#### WHAT YOU ARE ASKED TO DO:
Retype the entries below word for word, leaving none out.

#### EXTRACTED DATA:
◆ ◆ ◆ ◆ ◆ ◆ ◆
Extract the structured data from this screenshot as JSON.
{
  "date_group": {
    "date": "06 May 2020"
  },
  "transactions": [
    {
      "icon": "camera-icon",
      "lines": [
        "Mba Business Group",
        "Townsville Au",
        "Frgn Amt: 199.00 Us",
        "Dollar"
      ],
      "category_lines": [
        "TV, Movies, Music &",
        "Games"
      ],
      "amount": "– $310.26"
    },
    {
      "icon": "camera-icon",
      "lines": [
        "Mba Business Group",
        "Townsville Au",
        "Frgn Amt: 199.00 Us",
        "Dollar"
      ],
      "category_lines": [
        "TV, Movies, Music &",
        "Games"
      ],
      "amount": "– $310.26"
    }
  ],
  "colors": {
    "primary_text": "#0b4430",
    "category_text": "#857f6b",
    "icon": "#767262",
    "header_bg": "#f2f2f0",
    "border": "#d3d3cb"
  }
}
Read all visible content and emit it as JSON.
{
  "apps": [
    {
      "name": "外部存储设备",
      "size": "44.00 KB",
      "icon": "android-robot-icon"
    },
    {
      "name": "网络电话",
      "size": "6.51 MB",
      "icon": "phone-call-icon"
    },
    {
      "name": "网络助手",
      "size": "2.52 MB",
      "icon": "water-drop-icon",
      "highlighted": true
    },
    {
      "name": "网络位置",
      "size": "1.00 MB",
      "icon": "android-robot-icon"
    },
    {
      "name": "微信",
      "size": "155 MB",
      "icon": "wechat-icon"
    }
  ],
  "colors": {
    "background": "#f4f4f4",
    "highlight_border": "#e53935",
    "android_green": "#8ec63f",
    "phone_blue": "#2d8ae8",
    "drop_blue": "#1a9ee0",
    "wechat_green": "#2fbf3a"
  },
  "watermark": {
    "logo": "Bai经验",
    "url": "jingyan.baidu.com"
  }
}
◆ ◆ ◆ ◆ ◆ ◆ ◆
#### ANSWER TO THIS PROBLEM:
Extract the structured data from this screenshot as JSON.
{
  "date_group": {
    "date": "06 May 2020"
  },
  "transactions": [
    {
      "icon": "camera-icon",
      "lines": [
        "Mba Business Group",
        "Townsville Au",
        "Frgn Amt: 199.00 Us",
        "Dollar"
      ],
      "category_lines": [
        "TV, Movies, Music &",
        "Games"
      ],
      "amount": "– $310.26"
    },
    {
      "icon": "camera-icon",
      "lines": [
        "Mba Business Group",
        "Townsville Au",
        "Frgn Amt: 199.00 Us",
        "Dollar"
      ],
      "category_lines": [
        "TV, Movies, Music &",
        "Games"
      ],
      "amount": "– $310.26"
    }
  ],
  "colors": {
    "primary_text": "#0b4430",
    "category_text": "#857f6b",
    "icon": "#767262",
    "header_bg": "#f2f2f0",
    "border": "#d3d3cb"
  }
}
Read all visible content and emit it as JSON.
{
  "apps": [
    {
      "name": "外部存储设备",
      "size": "44.00 KB",
      "icon": "android-robot-icon"
    },
    {
      "name": "网络电话",
      "size": "6.51 MB",
      "icon": "phone-call-icon"
    },
    {
      "name": "网络助手",
      "size": "2.52 MB",
      "icon": "water-drop-icon",
      "highlighted": true
    },
    {
      "name": "网络位置",
      "size": "1.00 MB",
      "icon": "android-robot-icon"
    },
    {
      "name": "微信",
      "size": "155 MB",
      "icon": "wechat-icon"
    }
  ],
  "colors": {
    "background": "#f4f4f4",
    "highlight_border": "#e53935",
    "android_green": "#8ec63f",
    "phone_blue": "#2d8ae8",
    "drop_blue": "#1a9ee0",
    "wechat_green": "#2fbf3a"
  },
  "watermark": {
    "logo": "Bai经验",
    "url": "jingyan.baidu.com"
  }
}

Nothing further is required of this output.